Source records
# # # #

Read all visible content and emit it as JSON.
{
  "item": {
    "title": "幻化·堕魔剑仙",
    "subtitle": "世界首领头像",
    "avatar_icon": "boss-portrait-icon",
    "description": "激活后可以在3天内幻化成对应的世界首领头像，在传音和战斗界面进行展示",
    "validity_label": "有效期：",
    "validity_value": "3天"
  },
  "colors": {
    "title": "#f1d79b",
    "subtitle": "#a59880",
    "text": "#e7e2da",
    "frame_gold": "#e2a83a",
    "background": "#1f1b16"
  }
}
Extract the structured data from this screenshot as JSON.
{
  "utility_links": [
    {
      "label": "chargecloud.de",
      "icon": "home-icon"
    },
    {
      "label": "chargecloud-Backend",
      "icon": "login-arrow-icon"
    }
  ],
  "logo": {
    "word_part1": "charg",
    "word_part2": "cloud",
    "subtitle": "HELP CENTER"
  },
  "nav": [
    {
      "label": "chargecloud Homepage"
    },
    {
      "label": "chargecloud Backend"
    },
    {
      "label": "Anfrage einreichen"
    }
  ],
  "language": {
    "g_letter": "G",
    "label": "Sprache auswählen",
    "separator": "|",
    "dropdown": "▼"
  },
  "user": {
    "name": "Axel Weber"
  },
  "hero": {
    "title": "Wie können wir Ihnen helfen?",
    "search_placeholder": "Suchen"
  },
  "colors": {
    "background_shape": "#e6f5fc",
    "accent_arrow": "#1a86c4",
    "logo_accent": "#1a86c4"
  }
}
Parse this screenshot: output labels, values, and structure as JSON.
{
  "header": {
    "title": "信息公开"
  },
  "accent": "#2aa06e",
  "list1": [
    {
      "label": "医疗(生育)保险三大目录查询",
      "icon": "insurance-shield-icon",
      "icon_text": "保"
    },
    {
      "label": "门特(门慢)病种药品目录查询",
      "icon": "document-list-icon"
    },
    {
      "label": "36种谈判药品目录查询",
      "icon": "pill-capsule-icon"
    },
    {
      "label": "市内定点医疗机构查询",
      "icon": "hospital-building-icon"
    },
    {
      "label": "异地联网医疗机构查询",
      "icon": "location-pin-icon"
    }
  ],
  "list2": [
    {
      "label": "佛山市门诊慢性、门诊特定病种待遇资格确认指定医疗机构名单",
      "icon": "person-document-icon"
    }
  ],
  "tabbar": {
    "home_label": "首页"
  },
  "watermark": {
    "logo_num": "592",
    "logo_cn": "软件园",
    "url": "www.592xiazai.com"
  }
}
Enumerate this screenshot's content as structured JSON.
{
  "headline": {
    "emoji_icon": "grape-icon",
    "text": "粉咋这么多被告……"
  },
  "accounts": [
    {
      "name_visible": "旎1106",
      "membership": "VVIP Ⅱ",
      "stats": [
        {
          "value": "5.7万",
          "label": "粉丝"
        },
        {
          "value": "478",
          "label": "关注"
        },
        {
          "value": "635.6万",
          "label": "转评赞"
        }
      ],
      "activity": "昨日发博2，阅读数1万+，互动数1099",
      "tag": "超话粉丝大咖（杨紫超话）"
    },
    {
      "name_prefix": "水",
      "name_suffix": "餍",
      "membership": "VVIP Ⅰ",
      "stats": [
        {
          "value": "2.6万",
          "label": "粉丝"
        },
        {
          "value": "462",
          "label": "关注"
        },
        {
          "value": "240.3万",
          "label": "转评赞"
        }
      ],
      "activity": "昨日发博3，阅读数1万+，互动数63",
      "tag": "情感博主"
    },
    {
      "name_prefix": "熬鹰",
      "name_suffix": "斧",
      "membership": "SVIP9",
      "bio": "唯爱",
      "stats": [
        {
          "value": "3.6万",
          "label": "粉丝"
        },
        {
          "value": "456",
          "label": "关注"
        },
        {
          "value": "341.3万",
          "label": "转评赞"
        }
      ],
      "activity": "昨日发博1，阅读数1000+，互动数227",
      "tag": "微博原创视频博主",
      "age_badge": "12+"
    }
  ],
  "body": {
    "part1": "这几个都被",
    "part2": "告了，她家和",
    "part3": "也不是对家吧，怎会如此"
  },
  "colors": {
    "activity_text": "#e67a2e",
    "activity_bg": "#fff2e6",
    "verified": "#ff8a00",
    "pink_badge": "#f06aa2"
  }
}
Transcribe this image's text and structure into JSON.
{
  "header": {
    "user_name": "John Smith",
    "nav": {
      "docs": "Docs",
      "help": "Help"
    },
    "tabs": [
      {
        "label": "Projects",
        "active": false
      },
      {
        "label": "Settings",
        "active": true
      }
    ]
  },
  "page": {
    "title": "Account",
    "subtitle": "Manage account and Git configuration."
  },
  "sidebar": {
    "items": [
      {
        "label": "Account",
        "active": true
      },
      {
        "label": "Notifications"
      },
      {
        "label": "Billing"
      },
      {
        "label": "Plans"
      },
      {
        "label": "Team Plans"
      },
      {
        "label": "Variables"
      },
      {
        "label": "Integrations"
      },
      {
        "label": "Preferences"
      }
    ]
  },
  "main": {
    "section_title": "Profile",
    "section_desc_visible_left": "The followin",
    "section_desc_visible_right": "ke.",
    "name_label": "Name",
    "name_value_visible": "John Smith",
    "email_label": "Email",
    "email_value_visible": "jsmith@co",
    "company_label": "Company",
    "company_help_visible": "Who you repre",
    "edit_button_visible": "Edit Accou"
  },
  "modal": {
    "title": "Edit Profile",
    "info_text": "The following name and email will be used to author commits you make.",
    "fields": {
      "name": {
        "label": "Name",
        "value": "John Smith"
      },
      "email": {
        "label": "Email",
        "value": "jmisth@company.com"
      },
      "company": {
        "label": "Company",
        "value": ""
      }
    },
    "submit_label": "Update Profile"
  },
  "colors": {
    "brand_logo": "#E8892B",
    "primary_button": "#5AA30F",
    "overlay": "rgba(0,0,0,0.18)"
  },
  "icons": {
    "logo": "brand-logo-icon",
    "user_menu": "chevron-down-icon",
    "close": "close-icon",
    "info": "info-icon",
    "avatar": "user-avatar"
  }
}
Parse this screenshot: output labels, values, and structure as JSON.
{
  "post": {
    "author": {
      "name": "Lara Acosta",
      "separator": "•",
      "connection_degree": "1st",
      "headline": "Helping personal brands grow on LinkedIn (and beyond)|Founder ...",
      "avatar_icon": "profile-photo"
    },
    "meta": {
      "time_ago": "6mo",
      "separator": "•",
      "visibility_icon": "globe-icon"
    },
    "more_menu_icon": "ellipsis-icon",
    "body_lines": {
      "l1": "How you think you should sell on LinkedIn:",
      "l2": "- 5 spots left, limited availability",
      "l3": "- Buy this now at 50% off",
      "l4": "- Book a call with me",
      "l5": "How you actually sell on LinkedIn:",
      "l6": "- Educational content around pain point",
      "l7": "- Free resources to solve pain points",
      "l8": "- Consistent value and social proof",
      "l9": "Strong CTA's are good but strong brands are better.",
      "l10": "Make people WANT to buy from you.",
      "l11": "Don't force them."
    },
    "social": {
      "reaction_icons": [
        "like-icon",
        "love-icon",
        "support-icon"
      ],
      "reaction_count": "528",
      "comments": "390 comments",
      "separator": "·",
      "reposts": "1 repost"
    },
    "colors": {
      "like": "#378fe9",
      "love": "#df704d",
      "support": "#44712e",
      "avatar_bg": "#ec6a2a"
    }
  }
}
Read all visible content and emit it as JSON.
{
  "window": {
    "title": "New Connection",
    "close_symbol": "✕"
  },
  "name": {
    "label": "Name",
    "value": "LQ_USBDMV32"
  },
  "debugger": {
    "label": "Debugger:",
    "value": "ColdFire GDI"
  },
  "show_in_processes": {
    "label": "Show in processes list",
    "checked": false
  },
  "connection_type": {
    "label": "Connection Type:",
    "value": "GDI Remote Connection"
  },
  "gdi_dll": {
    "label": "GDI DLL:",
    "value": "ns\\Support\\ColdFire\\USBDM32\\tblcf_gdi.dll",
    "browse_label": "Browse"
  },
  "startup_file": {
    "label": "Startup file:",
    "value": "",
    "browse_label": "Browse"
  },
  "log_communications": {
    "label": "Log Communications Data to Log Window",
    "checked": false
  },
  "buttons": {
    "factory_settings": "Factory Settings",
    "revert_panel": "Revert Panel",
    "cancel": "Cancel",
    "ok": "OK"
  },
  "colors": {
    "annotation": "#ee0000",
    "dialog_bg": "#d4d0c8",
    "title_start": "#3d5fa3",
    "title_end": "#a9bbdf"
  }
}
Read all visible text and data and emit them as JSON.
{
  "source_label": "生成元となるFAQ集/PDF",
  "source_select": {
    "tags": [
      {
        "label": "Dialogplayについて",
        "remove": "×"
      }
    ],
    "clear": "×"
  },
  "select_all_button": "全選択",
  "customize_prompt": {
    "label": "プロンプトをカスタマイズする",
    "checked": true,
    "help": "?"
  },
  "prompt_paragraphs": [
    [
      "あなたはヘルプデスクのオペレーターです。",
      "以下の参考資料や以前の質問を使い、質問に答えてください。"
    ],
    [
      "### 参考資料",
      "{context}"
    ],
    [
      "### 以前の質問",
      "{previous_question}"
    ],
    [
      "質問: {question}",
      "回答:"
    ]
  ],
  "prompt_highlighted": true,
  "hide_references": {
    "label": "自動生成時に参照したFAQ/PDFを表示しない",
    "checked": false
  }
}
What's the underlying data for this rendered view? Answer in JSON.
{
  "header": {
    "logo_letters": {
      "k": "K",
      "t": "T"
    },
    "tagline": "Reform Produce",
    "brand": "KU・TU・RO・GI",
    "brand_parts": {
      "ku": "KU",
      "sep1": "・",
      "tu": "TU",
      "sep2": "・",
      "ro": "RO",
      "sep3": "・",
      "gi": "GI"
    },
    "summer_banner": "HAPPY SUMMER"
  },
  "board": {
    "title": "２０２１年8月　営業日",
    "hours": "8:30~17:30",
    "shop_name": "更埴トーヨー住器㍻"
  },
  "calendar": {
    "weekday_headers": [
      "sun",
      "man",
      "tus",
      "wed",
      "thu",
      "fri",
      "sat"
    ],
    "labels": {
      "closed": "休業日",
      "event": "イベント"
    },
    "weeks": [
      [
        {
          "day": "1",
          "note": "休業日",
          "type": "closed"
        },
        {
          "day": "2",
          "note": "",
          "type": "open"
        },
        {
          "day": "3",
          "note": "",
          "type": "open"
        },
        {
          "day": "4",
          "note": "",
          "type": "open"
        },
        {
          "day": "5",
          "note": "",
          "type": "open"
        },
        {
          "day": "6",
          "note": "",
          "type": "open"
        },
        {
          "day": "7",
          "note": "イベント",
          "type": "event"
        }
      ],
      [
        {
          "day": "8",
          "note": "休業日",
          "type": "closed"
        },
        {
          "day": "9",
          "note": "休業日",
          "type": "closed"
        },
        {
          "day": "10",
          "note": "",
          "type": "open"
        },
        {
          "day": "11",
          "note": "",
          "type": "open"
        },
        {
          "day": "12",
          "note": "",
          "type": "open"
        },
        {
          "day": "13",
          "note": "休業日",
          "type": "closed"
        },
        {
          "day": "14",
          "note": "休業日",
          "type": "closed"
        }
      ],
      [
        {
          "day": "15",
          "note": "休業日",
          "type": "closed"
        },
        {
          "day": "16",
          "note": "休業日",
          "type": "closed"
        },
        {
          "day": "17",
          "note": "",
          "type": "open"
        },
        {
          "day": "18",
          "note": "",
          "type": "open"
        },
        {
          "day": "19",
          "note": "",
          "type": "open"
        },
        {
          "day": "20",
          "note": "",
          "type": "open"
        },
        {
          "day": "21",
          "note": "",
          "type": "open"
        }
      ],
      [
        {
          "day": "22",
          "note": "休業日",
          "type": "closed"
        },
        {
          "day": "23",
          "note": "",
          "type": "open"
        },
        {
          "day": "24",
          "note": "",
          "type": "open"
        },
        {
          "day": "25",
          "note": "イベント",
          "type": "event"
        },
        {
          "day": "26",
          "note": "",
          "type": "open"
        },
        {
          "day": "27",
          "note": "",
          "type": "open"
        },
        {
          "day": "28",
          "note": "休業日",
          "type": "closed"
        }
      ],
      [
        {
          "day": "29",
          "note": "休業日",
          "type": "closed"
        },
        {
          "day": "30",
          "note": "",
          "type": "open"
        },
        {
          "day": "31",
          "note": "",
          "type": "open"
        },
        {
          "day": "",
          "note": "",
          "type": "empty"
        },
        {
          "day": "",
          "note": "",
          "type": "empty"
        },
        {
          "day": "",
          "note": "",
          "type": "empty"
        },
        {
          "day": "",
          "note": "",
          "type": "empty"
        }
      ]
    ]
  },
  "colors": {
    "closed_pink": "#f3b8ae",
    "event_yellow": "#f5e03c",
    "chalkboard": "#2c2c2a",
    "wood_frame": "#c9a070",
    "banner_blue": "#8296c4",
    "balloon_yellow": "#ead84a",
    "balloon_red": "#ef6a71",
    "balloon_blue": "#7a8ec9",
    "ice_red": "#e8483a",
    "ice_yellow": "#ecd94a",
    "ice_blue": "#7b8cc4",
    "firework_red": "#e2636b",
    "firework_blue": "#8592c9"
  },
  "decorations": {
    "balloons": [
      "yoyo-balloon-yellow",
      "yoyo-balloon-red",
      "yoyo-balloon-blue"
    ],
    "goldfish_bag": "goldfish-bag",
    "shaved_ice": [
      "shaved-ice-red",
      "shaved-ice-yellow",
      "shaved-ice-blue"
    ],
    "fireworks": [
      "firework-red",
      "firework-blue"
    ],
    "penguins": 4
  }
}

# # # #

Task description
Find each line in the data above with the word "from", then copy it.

Solution
Extract the structured data from this screenshot as JSON.
      "l10": "Make people WANT to buy from you.",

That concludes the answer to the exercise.